Jared Schmitz's love of computers began when his parents gave him an old Apple to play with at the age of 3. "I was on it forever," he said. "My parents encouraged it and that's why I'm here. I've always been interested in how stuff works and a computer is complex and hard to figure out. I guess that's why I am so interested in them."
Computer Science Assistant Professor, David Liu, won the NSF Career Award and joined the rank of our two existing Career awardees, Michael Lewis and Kartik Gopalan. David's research area is energy-aware programming. David is also the recipient of a recent Google faculty research award.
The CS department invites applications for four tenure-track assistant professor positions beginning in Fall 2014. We offer a competitive salary and start up package. Details here.
Imagine being born blind, and then imagine beginning to lose your hearing at the age of 5. Now imagine that you're graduating from Binghamton University and will begin working for Amazon in August.
That's a lot to think about and would likely overwhelm most people. But it hasn't verwhelmed Michael Forzano.
A computer science major from Yonkers, Forzano suffers from Norrie Disease — a rare genetic disorder that robbed him of his sight from birth and has severely limited his hearing.
To read more about Michael and his amazing success story please visit Inside.
Yao Liu received her Ph.D. in Computer Science from George Mason University in 2013 and a
B.S. in Computer Science from Nanjing University in 2007. Her research areas include Internet mobile streaming, multimedia computing, Internet measurement and content delivery, and cloud computing. Her recent research has mainly focused on uncovering power inefficiencies in mobile and distributed systems, with an aim to reduce the power consumption on mobile devices and improve the power-efficiency of today's distributed systems by combining large-scale measurements with big-data analysis.
Do you enjoy solving puzzles, investigating technology and approaching problems from unusual directions?
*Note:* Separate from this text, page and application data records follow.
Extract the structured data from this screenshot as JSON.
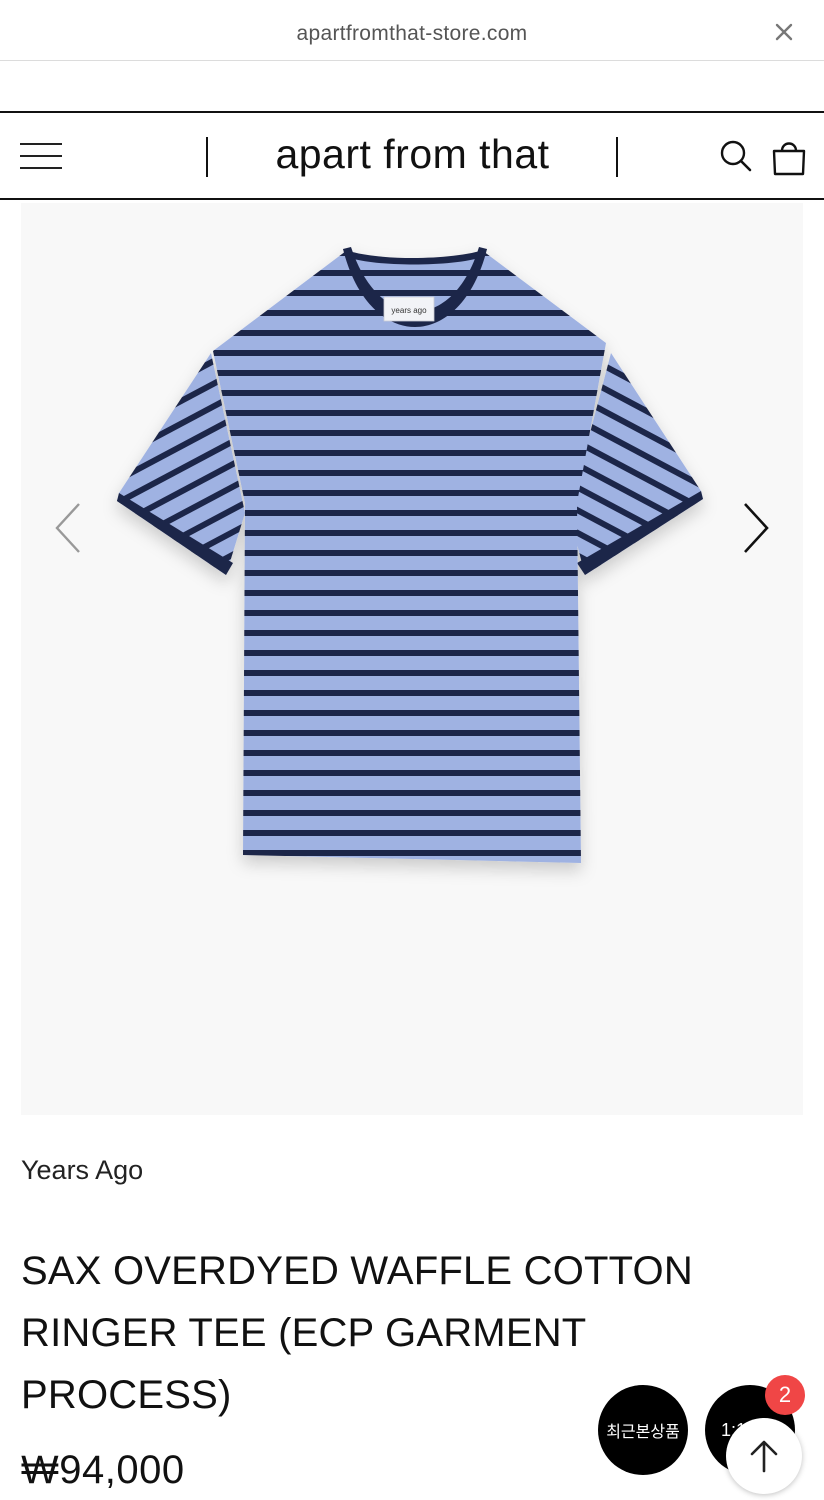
{
  "browser": {
    "url": "apartfromthat-store.com",
    "close_icon": "close-icon"
  },
  "header": {
    "menu_icon": "hamburger-menu-icon",
    "brand": "apart from that",
    "search_icon": "search-icon",
    "cart_icon": "shopping-bag-icon"
  },
  "gallery": {
    "prev_icon": "chevron-left-icon",
    "next_icon": "chevron-right-icon",
    "tag_text": "years ago"
  },
  "product": {
    "brand": "Years Ago",
    "title_lines": [
      "SAX OVERDYED WAFFLE COTTON",
      "RINGER TEE (ECP GARMENT",
      "PROCESS)"
    ],
    "price": "₩94,000"
  },
  "floating": {
    "recent_label": "최근본상품",
    "chat_label": "1:1",
    "chat_badge": "2",
    "top_icon": "arrow-up-icon"
  },
  "colors": {
    "stripe_light": "#9fb2e2",
    "stripe_dark": "#1f2648",
    "badge": "#f04646"
  }
}
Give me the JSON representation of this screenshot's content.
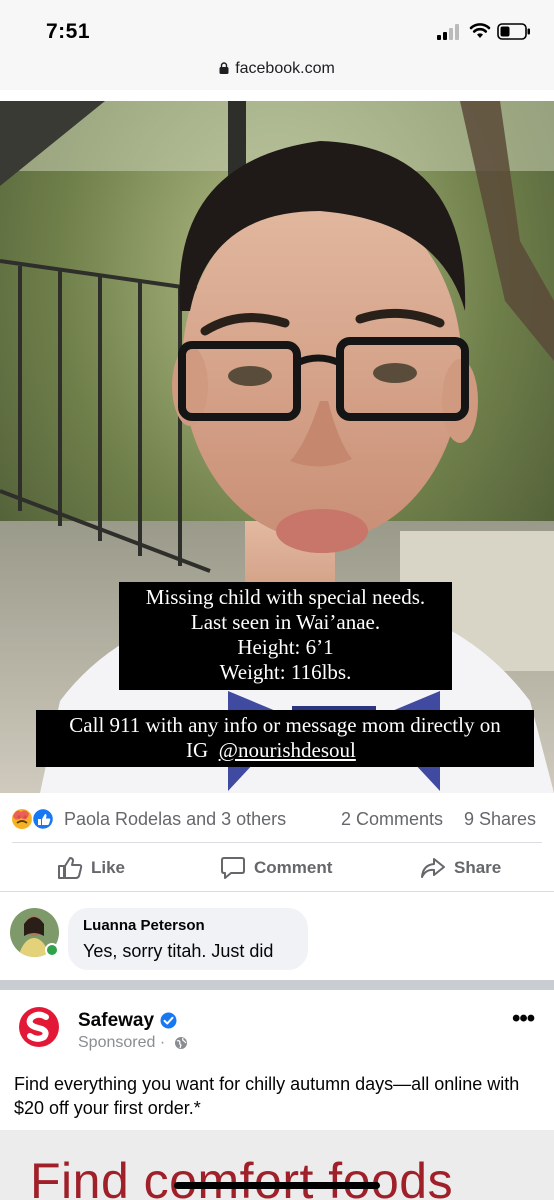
{
  "status_bar": {
    "time": "7:51"
  },
  "browser": {
    "url": "facebook.com"
  },
  "post": {
    "image_caption_lines": [
      "Missing child with special needs.",
      "Last seen in Wai’anae.",
      "Height: 6’1",
      "Weight: 116lbs."
    ],
    "image_caption2_line1": "Call 911 with any info or message mom directly on",
    "image_caption2_line2_prefix": "IG",
    "image_caption2_handle": "@nourishdesoul",
    "reaction_names": "Paola Rodelas and 3 others",
    "comments_count": "2 Comments",
    "shares_count": "9 Shares",
    "actions": {
      "like": "Like",
      "comment": "Comment",
      "share": "Share"
    }
  },
  "comment": {
    "author": "Luanna Peterson",
    "text": "Yes, sorry titah. Just did"
  },
  "sponsored_post": {
    "advertiser": "Safeway",
    "sponsored_label": "Sponsored ·",
    "text": "Find everything you want for chilly autumn days—all online with $20 off your first order.*",
    "image_headline": "Find comfort foods",
    "brand_color": "#e31837"
  },
  "colors": {
    "accent": "#1877f2",
    "secondary_text": "#65676b",
    "online": "#31a24c"
  }
}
Then computer science just might be for you.
Computer science at the Watson School focuses on the design and application of computing systems, ranging from hardware and software components to networking, intelligent systems and multimedia. Whether you're at the undergraduate or graduate level, we'll help you tailor your CS program to your own interests and goals.
At Watson, you'll work with dedicated professors who conduct world-class research in areas ranging from parallel processing to grid computing to modern software design. You'll learn to work in diverse teams, solve complex problems and participate in high-level research of your own.
And when you graduate, you'll have the skills and experience you need to succeed -- in any field. CS majors at Watson go on to highly successful careers in computer science, business, industry, academic, the law and more.
Last Updated: 1/15/14